• **Required work**:
Would you please copy every line below that includes the string "Press"?

• **Extracted entries**:
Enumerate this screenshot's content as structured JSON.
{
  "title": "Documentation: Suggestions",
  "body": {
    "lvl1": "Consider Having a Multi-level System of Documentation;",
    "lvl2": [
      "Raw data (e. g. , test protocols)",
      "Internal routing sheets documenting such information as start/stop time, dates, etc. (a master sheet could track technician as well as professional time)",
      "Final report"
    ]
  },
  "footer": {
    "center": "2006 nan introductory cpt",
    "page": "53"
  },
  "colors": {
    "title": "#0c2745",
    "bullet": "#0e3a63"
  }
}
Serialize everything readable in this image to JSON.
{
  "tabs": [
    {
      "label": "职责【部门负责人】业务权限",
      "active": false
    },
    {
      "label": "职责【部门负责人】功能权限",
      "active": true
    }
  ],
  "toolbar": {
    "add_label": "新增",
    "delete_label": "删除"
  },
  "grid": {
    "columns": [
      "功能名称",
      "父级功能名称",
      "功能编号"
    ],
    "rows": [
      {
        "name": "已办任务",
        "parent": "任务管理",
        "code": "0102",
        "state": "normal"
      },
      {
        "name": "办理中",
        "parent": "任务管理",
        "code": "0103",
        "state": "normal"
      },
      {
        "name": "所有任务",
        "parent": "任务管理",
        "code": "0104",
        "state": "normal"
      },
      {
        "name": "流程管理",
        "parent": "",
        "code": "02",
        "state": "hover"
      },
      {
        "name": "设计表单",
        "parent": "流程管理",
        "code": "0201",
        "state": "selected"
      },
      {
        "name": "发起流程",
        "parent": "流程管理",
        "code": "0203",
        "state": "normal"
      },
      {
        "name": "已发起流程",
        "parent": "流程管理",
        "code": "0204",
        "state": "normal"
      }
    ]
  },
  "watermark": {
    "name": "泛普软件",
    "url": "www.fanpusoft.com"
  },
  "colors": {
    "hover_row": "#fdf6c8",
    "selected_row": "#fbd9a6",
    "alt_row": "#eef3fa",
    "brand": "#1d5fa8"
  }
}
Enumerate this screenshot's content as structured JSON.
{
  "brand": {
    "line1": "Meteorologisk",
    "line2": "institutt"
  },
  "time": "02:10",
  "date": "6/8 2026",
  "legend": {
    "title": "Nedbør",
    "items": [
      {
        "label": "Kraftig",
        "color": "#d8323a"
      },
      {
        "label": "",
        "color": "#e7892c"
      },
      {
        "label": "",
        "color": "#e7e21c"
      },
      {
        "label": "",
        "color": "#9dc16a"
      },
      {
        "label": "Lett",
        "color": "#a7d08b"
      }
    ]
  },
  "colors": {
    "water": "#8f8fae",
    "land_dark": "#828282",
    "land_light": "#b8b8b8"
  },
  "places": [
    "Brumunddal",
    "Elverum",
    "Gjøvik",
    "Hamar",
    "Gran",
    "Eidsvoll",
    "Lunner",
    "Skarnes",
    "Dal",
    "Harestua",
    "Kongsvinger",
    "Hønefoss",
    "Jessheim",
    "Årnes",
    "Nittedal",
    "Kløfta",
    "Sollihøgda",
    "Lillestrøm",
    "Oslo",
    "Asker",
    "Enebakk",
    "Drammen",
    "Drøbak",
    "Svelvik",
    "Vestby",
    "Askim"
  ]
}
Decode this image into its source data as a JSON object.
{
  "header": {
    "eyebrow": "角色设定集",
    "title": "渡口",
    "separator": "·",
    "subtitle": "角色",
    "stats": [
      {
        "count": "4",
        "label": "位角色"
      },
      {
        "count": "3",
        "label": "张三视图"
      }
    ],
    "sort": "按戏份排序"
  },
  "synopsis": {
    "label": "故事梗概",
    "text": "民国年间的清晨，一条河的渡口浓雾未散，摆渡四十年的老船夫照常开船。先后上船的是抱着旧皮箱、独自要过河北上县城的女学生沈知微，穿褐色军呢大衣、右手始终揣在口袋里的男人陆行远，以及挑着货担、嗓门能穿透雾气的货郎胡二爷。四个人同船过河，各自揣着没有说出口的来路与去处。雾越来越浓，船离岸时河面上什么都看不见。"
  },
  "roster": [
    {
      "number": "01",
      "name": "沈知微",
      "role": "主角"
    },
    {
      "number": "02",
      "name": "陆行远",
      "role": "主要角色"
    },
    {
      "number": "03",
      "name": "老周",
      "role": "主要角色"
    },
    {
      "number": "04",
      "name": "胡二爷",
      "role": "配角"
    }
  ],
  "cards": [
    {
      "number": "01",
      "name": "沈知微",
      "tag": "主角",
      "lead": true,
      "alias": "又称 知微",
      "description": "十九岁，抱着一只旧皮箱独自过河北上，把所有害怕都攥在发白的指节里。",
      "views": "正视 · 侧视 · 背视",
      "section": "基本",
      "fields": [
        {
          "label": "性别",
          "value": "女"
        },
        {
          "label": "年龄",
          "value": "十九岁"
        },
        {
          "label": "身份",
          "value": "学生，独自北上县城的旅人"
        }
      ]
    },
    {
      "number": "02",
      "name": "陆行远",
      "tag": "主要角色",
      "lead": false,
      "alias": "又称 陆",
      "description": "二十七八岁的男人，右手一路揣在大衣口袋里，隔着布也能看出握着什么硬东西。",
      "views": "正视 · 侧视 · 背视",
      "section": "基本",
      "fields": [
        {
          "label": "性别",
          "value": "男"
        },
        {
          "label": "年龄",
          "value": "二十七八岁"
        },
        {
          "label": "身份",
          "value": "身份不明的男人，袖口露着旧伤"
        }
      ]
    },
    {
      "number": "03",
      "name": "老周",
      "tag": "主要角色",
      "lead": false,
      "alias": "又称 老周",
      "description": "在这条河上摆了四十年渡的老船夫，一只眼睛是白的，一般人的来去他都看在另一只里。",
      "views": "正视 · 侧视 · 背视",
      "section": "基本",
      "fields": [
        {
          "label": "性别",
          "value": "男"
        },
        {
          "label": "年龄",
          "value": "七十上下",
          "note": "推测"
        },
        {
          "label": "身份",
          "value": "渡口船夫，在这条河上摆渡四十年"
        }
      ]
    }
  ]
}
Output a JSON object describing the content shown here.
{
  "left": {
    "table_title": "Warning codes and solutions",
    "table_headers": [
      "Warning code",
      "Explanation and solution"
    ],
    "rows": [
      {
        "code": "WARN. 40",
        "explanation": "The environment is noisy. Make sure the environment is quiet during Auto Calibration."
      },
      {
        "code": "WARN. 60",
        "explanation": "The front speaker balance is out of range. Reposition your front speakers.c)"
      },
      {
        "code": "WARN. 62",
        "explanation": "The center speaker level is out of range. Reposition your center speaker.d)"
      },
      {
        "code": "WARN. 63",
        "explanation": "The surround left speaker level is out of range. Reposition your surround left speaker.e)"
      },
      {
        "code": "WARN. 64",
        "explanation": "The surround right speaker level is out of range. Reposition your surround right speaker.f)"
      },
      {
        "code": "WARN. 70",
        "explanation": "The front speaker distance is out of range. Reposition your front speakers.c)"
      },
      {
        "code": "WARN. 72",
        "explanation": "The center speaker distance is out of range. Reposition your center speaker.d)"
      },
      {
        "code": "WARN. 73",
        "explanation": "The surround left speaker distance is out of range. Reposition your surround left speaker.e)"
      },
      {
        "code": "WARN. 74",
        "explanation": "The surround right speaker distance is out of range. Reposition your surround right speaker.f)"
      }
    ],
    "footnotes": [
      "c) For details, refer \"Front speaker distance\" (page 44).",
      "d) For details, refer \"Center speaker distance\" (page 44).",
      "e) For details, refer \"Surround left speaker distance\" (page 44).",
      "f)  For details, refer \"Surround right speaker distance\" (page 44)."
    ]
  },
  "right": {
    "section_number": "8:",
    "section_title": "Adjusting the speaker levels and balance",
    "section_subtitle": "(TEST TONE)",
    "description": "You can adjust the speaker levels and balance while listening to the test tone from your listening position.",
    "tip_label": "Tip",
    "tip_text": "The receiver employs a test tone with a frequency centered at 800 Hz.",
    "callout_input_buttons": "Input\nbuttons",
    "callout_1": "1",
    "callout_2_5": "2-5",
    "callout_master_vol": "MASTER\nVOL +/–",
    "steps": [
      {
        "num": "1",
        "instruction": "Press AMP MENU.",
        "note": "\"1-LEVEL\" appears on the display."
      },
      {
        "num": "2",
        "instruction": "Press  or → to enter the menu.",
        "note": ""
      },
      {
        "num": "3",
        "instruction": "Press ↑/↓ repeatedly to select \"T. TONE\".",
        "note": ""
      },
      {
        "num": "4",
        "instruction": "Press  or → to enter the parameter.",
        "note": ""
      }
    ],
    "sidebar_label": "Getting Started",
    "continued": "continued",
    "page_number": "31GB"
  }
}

• **Expected answer**:
        "instruction": "Press AMP MENU.",
        "instruction": "Press  or → to enter the menu.",
        "instruction": "Press ↑/↓ repeatedly to select \"T. TONE\".",
        "instruction": "Press  or → to enter the parameter.",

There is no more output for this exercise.